#include <time.h> clock_t start, end; double cpu_time_used; start = clock(); ... /* Do the work. */ end = clock(); cpu_time_used = ((double) (end - start)) / CLOCKS_PER_SEC;
That way, you count the CPU ticks or the real amount of instructions worked upon by the CPU on the process, thus getting the real amount of work time.
The getrusage() function is the only standard/portable way that I know of to get "consumed CPU time".
There isn't a simple way to determine the precision of returned values. I'd be tempted to call the getrusage() once to get an initial value, and the call it repeatedly until the value/s returned are different from the initial value, and then assume the effective precision is the difference between the initial and final values. This is a hack (it would be possible for precision to be higher than this method determines, and the result should probably be considered a worst case estimate) but it's better than nothing.

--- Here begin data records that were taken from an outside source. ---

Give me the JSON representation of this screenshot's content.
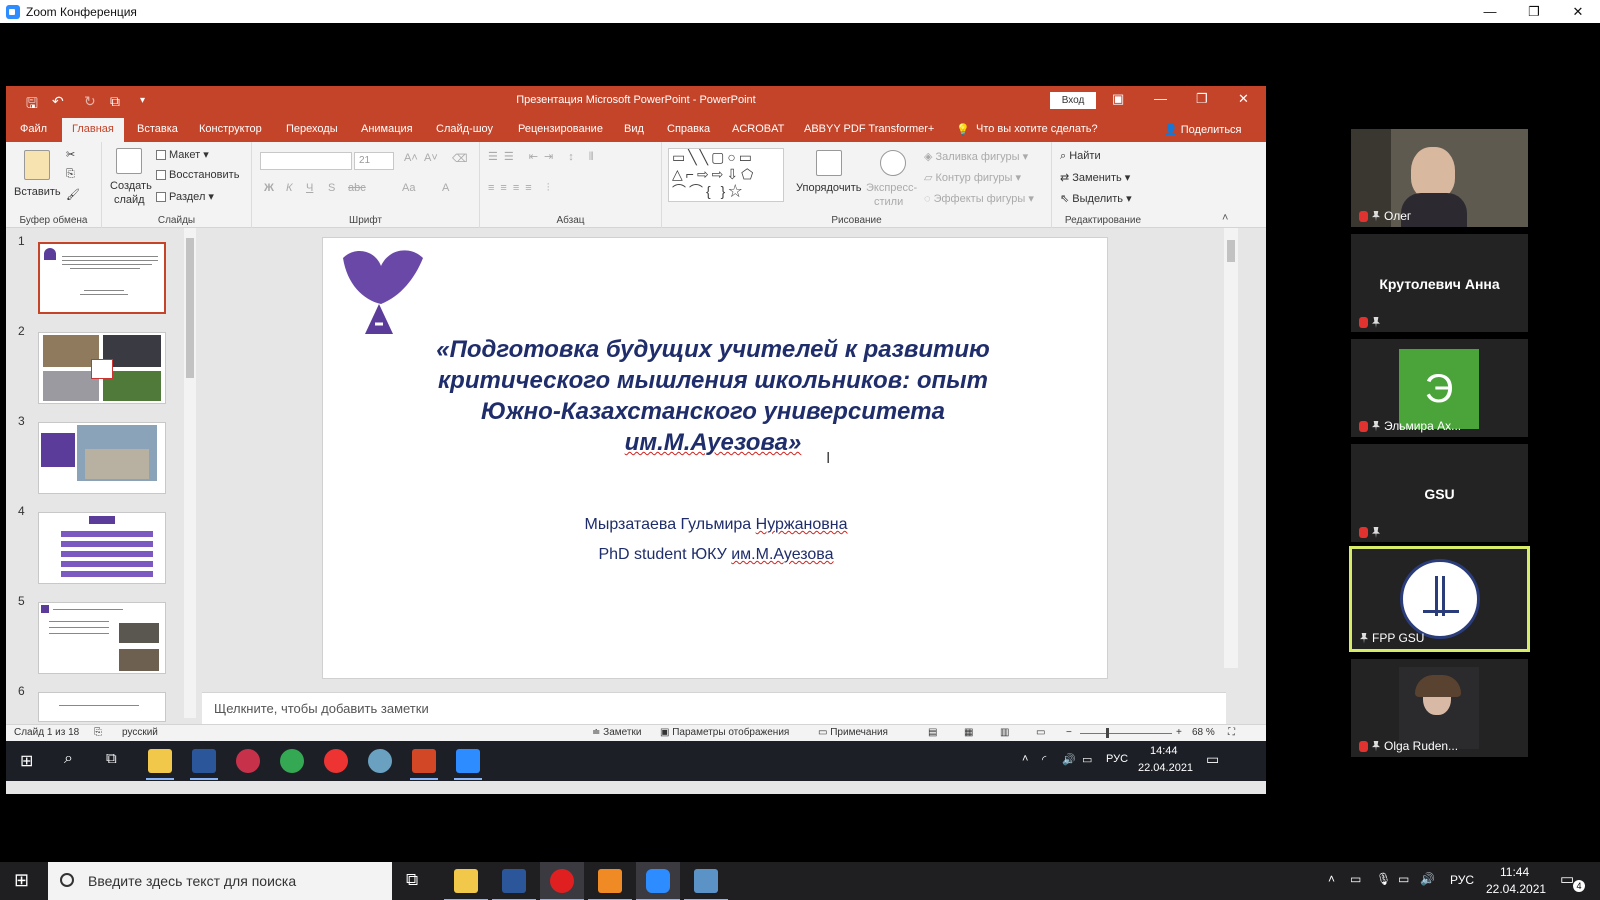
{
  "zoom": {
    "window_title": "Zoom Конференция",
    "controls": [
      "—",
      "❐",
      "✕"
    ]
  },
  "ppt": {
    "doc_title": "Презентация Microsoft PowerPoint - PowerPoint",
    "login": "Вход",
    "tabs": [
      "Файл",
      "Главная",
      "Вставка",
      "Конструктор",
      "Переходы",
      "Анимация",
      "Слайд-шоу",
      "Рецензирование",
      "Вид",
      "Справка",
      "ACROBAT",
      "ABBYY PDF Transformer+",
      "Что вы хотите сделать?"
    ],
    "share": "Поделиться",
    "ribbon": {
      "clipboard": {
        "paste": "Вставить",
        "label": "Буфер обмена"
      },
      "slides": {
        "new": "Создать",
        "new2": "слайд",
        "layout": "Макет",
        "reset": "Восстановить",
        "section": "Раздел",
        "label": "Слайды"
      },
      "font": {
        "size": "21",
        "label": "Шрифт",
        "styles": [
          "Ж",
          "К",
          "Ч",
          "S",
          "abc",
          "Aa",
          "A"
        ]
      },
      "paragraph": {
        "label": "Абзац"
      },
      "drawing": {
        "arrange": "Упорядочить",
        "express": "Экспресс-",
        "express2": "стили",
        "fill": "Заливка фигуры",
        "outline": "Контур фигуры",
        "effects": "Эффекты фигуры",
        "label": "Рисование"
      },
      "editing": {
        "find": "Найти",
        "replace": "Заменить",
        "select": "Выделить",
        "label": "Редактирование"
      }
    },
    "thumbs": [
      "1",
      "2",
      "3",
      "4",
      "5",
      "6"
    ],
    "slide": {
      "title": "«Подготовка будущих учителей к развитию критического мышления школьников: опыт Южно-Казахстанского университета",
      "title_last_plain": "",
      "title_last_squig": "им.М.Ауезова»",
      "author": "Мырзатаева Гульмира Нуржановна",
      "author_plain": "Мырзатаева Гульмира ",
      "author_squig": "Нуржановна",
      "affil_plain": "PhD student  ЮКУ ",
      "affil_squig": "им.М.Ауезова"
    },
    "notes_placeholder": "Щелкните, чтобы добавить заметки",
    "status": {
      "slide": "Слайд 1 из 18",
      "lang": "русский",
      "notes": "Заметки",
      "display": "Параметры отображения",
      "comments": "Примечания",
      "zoom": "68 %"
    },
    "inner_tray": {
      "lang": "РУС",
      "time": "14:44",
      "date": "22.04.2021"
    }
  },
  "participants": [
    {
      "name": "Олег",
      "type": "video"
    },
    {
      "name": "Крутолевич Анна",
      "type": "text"
    },
    {
      "name": "Эльмира Ах...",
      "type": "avatar",
      "letter": "Э",
      "color": "#4aa43a"
    },
    {
      "name": "GSU",
      "type": "text"
    },
    {
      "name": "FPP GSU",
      "type": "logo",
      "active": true
    },
    {
      "name": "Olga Ruden...",
      "type": "video"
    }
  ],
  "taskbar": {
    "search_placeholder": "Введите здесь текст для поиска",
    "lang": "РУС",
    "time": "11:44",
    "date": "22.04.2021",
    "notifications": "4"
  }
}
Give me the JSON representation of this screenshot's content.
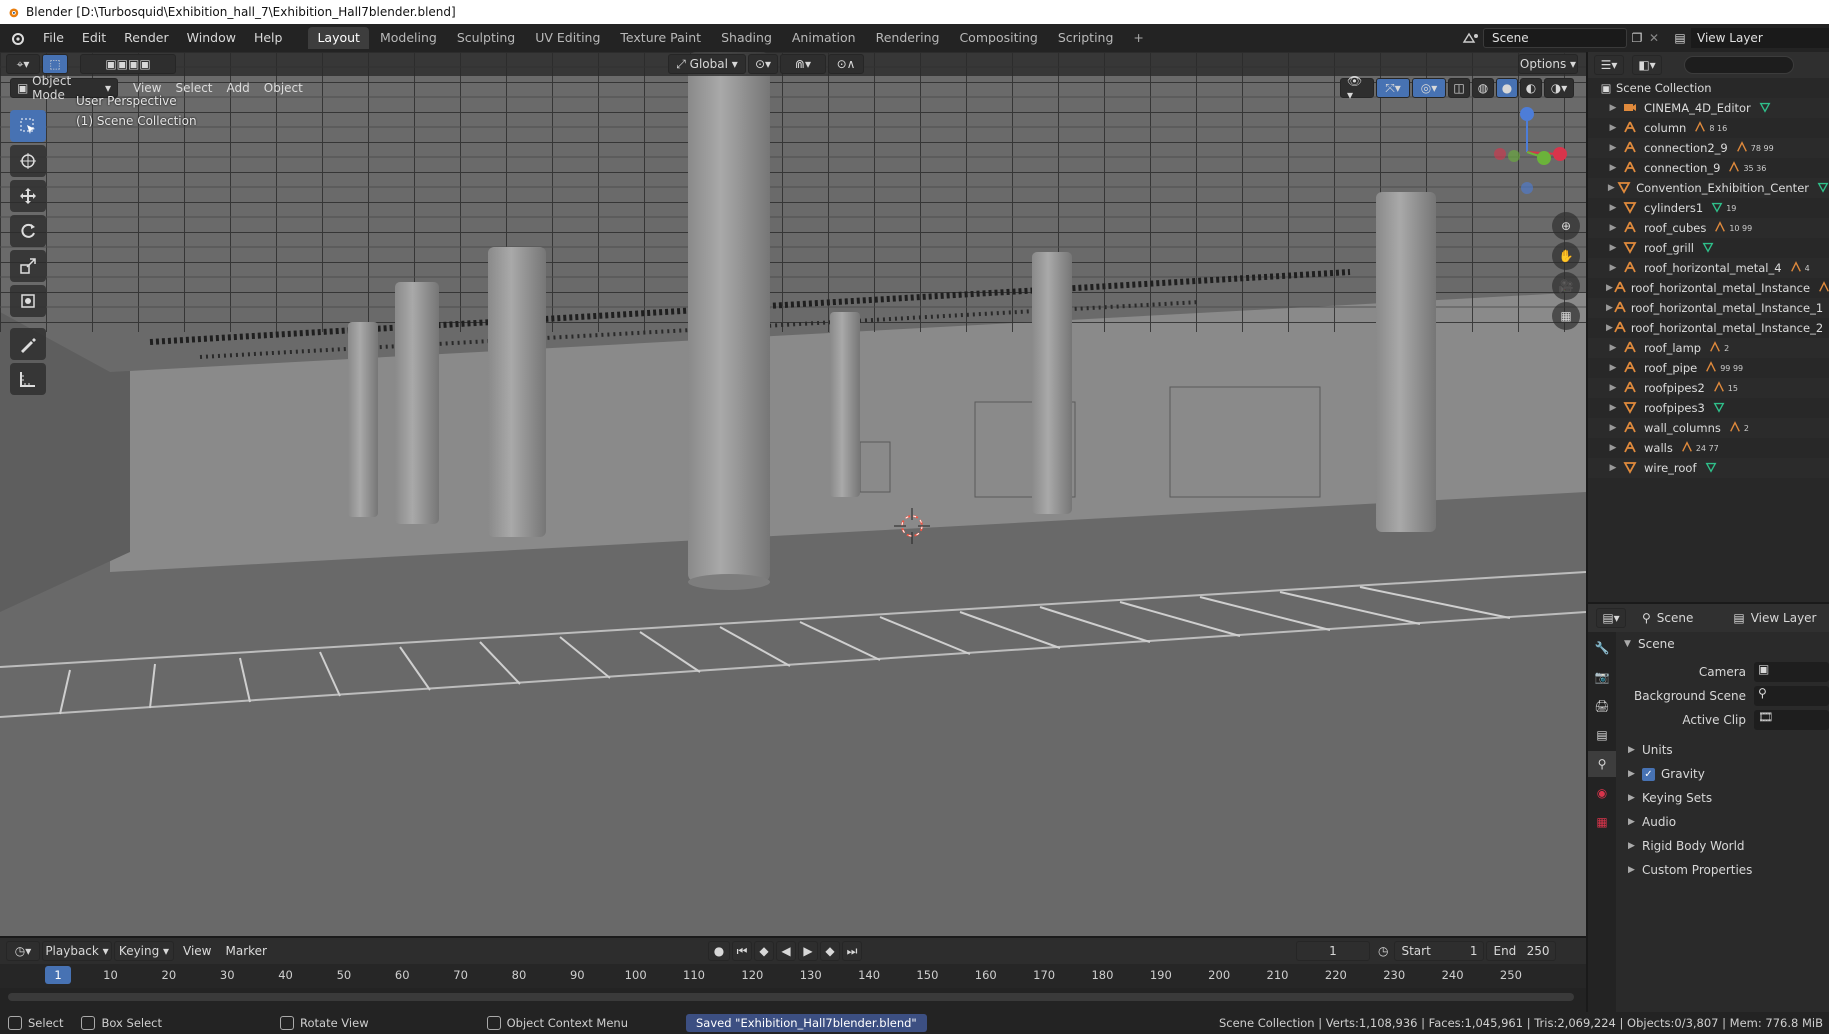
{
  "window": {
    "title": "Blender [D:\\Turbosquid\\Exhibition_hall_7\\Exhibition_Hall7blender.blend]"
  },
  "topbar": {
    "menus": [
      "File",
      "Edit",
      "Render",
      "Window",
      "Help"
    ],
    "workspaces": [
      "Layout",
      "Modeling",
      "Sculpting",
      "UV Editing",
      "Texture Paint",
      "Shading",
      "Animation",
      "Rendering",
      "Compositing",
      "Scripting"
    ],
    "active_workspace": "Layout",
    "add_tab": "+",
    "scene": "Scene",
    "view_layer": "View Layer"
  },
  "viewport": {
    "transform_orientation": "Global",
    "options_label": "Options",
    "mode": "Object Mode",
    "menus": [
      "View",
      "Select",
      "Add",
      "Object"
    ],
    "perspective": "User Perspective",
    "collection": "(1) Scene Collection"
  },
  "outliner": {
    "root": "Scene Collection",
    "items": [
      {
        "name": "CINEMA_4D_Editor",
        "type": "camera"
      },
      {
        "name": "column",
        "type": "empty",
        "badges": "8 16"
      },
      {
        "name": "connection2_9",
        "type": "empty",
        "badges": "78 99"
      },
      {
        "name": "connection_9",
        "type": "empty",
        "badges": "35 36"
      },
      {
        "name": "Convention_Exhibition_Center",
        "type": "mesh"
      },
      {
        "name": "cylinders1",
        "type": "mesh",
        "badges": "19"
      },
      {
        "name": "roof_cubes",
        "type": "empty",
        "badges": "10 99"
      },
      {
        "name": "roof_grill",
        "type": "mesh"
      },
      {
        "name": "roof_horizontal_metal_4",
        "type": "empty",
        "badges": "4"
      },
      {
        "name": "roof_horizontal_metal_Instance",
        "type": "empty"
      },
      {
        "name": "roof_horizontal_metal_Instance_1",
        "type": "empty"
      },
      {
        "name": "roof_horizontal_metal_Instance_2",
        "type": "empty"
      },
      {
        "name": "roof_lamp",
        "type": "empty",
        "badges": "2"
      },
      {
        "name": "roof_pipe",
        "type": "empty",
        "badges": "99 99"
      },
      {
        "name": "roofpipes2",
        "type": "empty",
        "badges": "15"
      },
      {
        "name": "roofpipes3",
        "type": "mesh"
      },
      {
        "name": "wall_columns",
        "type": "empty",
        "badges": "2"
      },
      {
        "name": "walls",
        "type": "empty",
        "badges": "24 77"
      },
      {
        "name": "wire_roof",
        "type": "mesh"
      }
    ]
  },
  "properties": {
    "scene_tab": "Scene",
    "view_layer_tab": "View Layer",
    "panel_title": "Scene",
    "fields": [
      {
        "label": "Camera"
      },
      {
        "label": "Background Scene"
      },
      {
        "label": "Active Clip"
      }
    ],
    "sections": [
      "Units",
      "Gravity",
      "Keying Sets",
      "Audio",
      "Rigid Body World",
      "Custom Properties"
    ],
    "gravity_checked": true
  },
  "timeline": {
    "menus": [
      "Playback",
      "Keying",
      "View",
      "Marker"
    ],
    "current_frame": "1",
    "start_label": "Start",
    "start": "1",
    "end_label": "End",
    "end": "250",
    "ticks": [
      "10",
      "20",
      "30",
      "40",
      "50",
      "60",
      "70",
      "80",
      "90",
      "100",
      "110",
      "120",
      "130",
      "140",
      "150",
      "160",
      "170",
      "180",
      "190",
      "200",
      "210",
      "220",
      "230",
      "240",
      "250"
    ]
  },
  "statusbar": {
    "select": "Select",
    "box_select": "Box Select",
    "rotate_view": "Rotate View",
    "context_menu": "Object Context Menu",
    "saved": "Saved \"Exhibition_Hall7blender.blend\"",
    "stats": "Scene Collection | Verts:1,108,936 | Faces:1,045,961 | Tris:2,069,224 | Objects:0/3,807 | Mem: 776.8 MiB"
  },
  "colors": {
    "accent": "#4772b3",
    "empty_icon": "#e08a3c",
    "mesh_icon": "#e08a3c",
    "material_icon": "#2fbf8a"
  }
}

I'd also be concerned about the accuracy of the values returned. Under some kernels I'd expect that a counter is incremented for whatever code happens to be running when a timer IRQ occurs; and therefore it's possible for a process to be very lucky (and continually block just before the timer IRQ occurs) or very unlucky (and unblock just before the timer IRQ occurs). In this case "lucky" could mean a CPU hog looks like it uses no CPU time, and "unlucky" could means a process that uses very little CPU time looks like a CPU hog.
For specific versions of specific kernels on specific architecture/s (potentially depending on if/when the kernel is compiled with specific configuration options in some cases), there may be higher precision alternatives that aren't portable and aren't standard...
You can use this piece of code :
#include <sys/time.h> struct timeval start, end; gettimeofday(&start, NULL); . . . gettimeofday(&end, NULL); delta = ((end.tv_sec - start.tv_sec) * 1000000u + end.tv_usec - start.tv_usec) / 1.e6; printf("Time is : %f\n",delta);
It will show you the execution time for piece of your code